The devoted dad, who took his own life, hadn’t been seen face to face by a doctor for months despite having a long history of mental health difficulties. Instead placed on a "lengthy" waiting list, his family have claimed.

Frazer Wilkie, 31, who lived in Cwmbran after moving to Wales from Angus in Scotland in his mid-20s to be with his older sister, took his own life on January 20 this year, an inquest at Newport Coroners’ Court heard. Now His GP practice has said they will be more proactive about seeing patients suffering from mental health problems face to face.

Frazer’s sister Claire grew concerned for her brother’s welfare and found him dead at his home in Cwmbran surrounded by multiple notes written to his young daughter including telling her how much he loved her and that his death wasn’t her fault.

Jennifer Wilkie and her brother Frazer Wilkie during their school years in Scotland (
Jennifer Wilkie)

A post-mortem examination carried out by Dr Majid Rashid on January 25 revealed that Frazer, a call centre worker for Lloyds Bank, had died from asphyxia from hanging contributed to by his depression, WalesOnline reports.

In a statement read out at Frazer’s inquest hearing his GP at the Rogerstone Practice told of how a conversation had occurred between a doctor at the practice and Frazer taking his own life as early as May 2021 but the practice said in a statement that Frazer had “never disclosed suicidal plans or suicidal ideation” during telephone conversations.

The practice said it had “learned about the referral pathway and that they should see mental health patients face-to-face despite how busy a day list is”, adding: “We will be more proactive to see mental health patients in face-to-face settings.”

Heartbroken sister Jennifer Wilkie, who now campaigns for a suicide charity, with her late brother Frazer Wilkie (
Media Wales)

The surgery had referred Frazer to the Primary Care Mental Health Support Service (PCMHSS) under the Aneurin Bevan University Health Board in the weeks before his death. However, the inquest heard how patients take a lead on their own care through that pathway and Frazer opted to speak to a mental health nurse over the phone rather than in person.

The inquest heard from nurse Helen Cummings-O’Brien who took on Frazer’s case the day before he died. She said when she phoned him on January 19 she found him to be “chirpy”. “His first words to me were that he was feeling pretty good and he spoke about what he had achieved,” she told assistant coroner for Gwent James Gormley. “He displayed full insight. He admitted to [suicidal] thoughts and I had no reason to disbelieve that he wouldn’t act. We moved on a lot because of how he told me he was doing.”

Mr Gormley formally recorded Frazer's death as suicide, saying: "He left a series of handwritten notes expressing his intention to take his own life."

Frazer’s younger sister Jennifer Wilkie, who has alongside her family worked with Papyrus – a charity working to deter young people from taking their own lives – to tell Frazer’s story to help others struggling, told Wales Online: “He approached his GP many times but it didn’t work in any way whatsoever.

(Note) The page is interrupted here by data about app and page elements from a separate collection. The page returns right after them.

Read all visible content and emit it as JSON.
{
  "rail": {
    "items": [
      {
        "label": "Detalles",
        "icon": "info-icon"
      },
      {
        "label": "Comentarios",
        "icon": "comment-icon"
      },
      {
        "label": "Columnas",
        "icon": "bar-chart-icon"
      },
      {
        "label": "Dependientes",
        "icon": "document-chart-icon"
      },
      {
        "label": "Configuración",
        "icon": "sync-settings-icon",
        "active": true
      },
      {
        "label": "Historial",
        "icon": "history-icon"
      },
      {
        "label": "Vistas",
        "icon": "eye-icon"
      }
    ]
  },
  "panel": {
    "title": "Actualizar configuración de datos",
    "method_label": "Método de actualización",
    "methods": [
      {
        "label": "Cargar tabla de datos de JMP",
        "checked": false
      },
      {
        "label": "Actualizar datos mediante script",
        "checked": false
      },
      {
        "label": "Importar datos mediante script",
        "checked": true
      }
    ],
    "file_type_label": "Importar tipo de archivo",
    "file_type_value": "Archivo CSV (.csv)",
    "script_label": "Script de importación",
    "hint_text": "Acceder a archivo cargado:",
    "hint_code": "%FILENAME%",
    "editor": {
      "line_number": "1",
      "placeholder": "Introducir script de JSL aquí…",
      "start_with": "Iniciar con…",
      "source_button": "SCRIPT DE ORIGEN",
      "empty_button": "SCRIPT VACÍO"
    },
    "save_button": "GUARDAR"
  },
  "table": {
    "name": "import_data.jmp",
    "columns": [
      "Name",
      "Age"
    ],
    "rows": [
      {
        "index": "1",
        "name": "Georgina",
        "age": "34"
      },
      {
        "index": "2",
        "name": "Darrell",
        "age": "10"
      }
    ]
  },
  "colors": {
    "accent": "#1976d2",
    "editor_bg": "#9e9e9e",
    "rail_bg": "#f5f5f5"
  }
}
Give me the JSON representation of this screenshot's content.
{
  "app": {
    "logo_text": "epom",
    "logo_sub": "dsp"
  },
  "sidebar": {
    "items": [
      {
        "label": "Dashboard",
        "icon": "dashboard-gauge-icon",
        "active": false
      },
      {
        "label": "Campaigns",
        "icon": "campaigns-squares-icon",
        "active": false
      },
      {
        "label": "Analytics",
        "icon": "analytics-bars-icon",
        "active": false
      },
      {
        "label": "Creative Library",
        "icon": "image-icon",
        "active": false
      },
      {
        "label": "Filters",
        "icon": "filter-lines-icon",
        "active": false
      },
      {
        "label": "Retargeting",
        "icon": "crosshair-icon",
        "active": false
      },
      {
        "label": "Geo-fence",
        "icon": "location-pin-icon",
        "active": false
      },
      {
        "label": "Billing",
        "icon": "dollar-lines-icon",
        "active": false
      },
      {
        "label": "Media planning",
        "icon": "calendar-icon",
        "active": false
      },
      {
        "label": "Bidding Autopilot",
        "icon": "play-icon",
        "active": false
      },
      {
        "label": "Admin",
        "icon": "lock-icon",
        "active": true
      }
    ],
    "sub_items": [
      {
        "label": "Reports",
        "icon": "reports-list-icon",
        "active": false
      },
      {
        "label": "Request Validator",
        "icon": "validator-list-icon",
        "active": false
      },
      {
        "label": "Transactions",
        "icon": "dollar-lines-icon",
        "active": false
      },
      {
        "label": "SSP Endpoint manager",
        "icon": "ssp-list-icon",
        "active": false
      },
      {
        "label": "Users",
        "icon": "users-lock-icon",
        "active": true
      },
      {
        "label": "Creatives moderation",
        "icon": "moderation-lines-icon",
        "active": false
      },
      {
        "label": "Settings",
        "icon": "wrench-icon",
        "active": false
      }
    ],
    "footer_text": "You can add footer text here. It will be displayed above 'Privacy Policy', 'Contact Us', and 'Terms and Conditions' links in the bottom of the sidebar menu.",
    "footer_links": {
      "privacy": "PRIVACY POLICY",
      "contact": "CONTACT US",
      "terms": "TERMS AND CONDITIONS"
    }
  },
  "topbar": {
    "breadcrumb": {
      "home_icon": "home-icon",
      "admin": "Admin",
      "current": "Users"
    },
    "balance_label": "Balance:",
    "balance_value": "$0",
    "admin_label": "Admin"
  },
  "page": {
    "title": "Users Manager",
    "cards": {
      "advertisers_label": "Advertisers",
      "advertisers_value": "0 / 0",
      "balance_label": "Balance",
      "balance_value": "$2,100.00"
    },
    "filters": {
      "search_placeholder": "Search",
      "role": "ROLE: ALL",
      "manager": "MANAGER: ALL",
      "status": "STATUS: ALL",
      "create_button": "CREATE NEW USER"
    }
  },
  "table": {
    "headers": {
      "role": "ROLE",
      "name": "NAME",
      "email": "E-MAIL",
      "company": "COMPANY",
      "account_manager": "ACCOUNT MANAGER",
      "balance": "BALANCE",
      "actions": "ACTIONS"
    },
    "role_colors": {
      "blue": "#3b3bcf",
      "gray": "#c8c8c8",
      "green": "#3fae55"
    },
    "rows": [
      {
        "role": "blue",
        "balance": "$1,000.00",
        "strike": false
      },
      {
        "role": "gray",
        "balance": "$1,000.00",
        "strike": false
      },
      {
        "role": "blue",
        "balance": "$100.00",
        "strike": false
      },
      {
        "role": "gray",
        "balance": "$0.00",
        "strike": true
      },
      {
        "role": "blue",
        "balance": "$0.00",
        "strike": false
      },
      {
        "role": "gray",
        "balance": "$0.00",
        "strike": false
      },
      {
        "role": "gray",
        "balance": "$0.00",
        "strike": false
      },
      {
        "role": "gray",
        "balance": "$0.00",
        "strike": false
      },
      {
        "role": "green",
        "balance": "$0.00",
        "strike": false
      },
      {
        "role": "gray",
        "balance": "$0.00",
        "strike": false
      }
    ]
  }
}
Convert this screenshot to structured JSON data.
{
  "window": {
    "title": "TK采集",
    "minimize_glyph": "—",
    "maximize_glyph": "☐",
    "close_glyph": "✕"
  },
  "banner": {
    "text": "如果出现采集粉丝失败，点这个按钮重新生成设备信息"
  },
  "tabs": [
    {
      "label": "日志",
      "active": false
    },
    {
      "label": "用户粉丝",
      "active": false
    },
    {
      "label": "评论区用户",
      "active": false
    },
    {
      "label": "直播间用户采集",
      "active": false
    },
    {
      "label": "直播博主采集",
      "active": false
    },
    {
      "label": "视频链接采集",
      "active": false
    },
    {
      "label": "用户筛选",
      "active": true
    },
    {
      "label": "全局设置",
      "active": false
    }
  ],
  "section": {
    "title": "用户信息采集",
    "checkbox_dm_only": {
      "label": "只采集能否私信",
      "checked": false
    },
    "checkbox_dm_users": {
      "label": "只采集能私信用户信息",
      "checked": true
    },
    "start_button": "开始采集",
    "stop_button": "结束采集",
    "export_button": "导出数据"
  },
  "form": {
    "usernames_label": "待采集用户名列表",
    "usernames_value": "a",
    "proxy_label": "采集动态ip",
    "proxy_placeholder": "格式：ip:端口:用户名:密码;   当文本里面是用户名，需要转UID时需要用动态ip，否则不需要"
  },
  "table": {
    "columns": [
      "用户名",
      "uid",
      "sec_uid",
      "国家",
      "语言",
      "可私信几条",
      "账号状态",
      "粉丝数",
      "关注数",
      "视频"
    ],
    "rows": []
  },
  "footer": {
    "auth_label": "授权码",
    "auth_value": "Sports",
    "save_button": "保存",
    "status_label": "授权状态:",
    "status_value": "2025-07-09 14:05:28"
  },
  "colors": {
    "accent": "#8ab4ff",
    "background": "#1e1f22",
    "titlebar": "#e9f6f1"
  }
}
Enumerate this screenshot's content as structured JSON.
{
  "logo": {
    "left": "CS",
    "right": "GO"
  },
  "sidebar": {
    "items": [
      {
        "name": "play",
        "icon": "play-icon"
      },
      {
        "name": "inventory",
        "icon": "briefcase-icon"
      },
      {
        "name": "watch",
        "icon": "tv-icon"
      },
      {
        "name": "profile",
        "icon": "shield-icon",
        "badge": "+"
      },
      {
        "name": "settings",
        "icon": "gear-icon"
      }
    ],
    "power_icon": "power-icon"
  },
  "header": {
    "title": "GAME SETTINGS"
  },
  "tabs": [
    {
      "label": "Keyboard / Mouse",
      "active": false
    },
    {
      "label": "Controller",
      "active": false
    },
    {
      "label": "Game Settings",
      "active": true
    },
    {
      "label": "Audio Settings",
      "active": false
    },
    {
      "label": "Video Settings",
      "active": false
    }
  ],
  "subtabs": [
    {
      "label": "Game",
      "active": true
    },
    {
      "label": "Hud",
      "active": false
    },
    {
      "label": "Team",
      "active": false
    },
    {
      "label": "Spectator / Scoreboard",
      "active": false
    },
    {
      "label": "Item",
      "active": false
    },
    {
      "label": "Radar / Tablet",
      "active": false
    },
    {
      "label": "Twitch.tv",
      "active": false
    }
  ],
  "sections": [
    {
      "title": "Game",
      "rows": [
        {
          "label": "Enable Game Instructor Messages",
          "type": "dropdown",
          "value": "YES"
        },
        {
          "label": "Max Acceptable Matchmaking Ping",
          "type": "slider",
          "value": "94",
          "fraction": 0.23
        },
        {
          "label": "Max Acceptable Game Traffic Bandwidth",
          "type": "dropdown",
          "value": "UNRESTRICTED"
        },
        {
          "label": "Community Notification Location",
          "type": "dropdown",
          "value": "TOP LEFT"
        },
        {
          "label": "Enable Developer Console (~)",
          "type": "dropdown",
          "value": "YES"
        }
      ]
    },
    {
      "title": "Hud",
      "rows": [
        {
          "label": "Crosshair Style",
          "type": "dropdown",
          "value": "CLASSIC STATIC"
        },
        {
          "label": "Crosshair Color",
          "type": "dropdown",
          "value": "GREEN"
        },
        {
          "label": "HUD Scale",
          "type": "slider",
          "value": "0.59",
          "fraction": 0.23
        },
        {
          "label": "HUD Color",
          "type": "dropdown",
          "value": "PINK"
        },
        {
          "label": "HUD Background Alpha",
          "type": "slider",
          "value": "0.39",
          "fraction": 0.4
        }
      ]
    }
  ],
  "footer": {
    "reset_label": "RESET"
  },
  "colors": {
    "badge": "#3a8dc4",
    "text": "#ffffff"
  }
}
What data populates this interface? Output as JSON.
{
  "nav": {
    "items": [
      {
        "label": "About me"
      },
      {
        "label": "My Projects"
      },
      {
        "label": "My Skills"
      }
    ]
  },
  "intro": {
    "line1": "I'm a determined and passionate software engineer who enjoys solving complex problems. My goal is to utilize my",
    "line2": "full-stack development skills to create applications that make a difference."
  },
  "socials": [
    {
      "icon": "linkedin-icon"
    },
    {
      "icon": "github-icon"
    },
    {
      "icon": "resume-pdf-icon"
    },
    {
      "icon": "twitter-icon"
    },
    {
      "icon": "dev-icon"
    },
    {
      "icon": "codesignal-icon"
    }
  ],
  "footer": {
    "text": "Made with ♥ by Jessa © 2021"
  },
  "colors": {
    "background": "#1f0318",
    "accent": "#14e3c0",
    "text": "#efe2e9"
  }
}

"The GP and mental health services never saw Frazer face-to-face. It was all done over the phone. He was placed on waiting list after waiting list which were just too long for him to wait on. He was also directed to online resources rather than direct support."

"Frazer was a very loving, kind, funny, and gentle man with a sensitive soul. He was devoted to his young daughter who is very like him in looks and personality and it’s absolutely heartbreaking thinking we will never see him or hear his voice again.

"He was a loving and doting father and his daughter idolised him. However, over time, Frazer’s family situation became very difficult and he often shared with the family the negative impact this was having on his mental health.

“Despite all the help Frazer sought out Frazer continued to struggle and found much of the advice from professionals to be ineffective. I feel it is important to raise awareness of Papyrus as before my brother’s death I had not heard of it and the amazing work it does."

A spokesman for Aneurin Bevan University Health Board said: “Our deepest thoughts are with Mr Wilkie’s family at this very difficult time. The health board conducted a review into the care Mr Wilkie received and the findings have been shared openly with his family and with the coroner for Gwent.

"Since the inquest we have met with Mr Wilkie’s family to discuss his care and to offer support following their loss. We want anyone experiencing mental health struggles to be able to access the help they need as soon as possible and so we would urge anyone in need of urgent support to call our free 24/7 111 service. Press option two service to speak with our specially-trained mental wellbeing practitioners.”

*If you're struggling and need to talk, the Samaritans operate a free helpline open 24/7 on 116 123. Alternatively, you can email or visit their site to find your local branch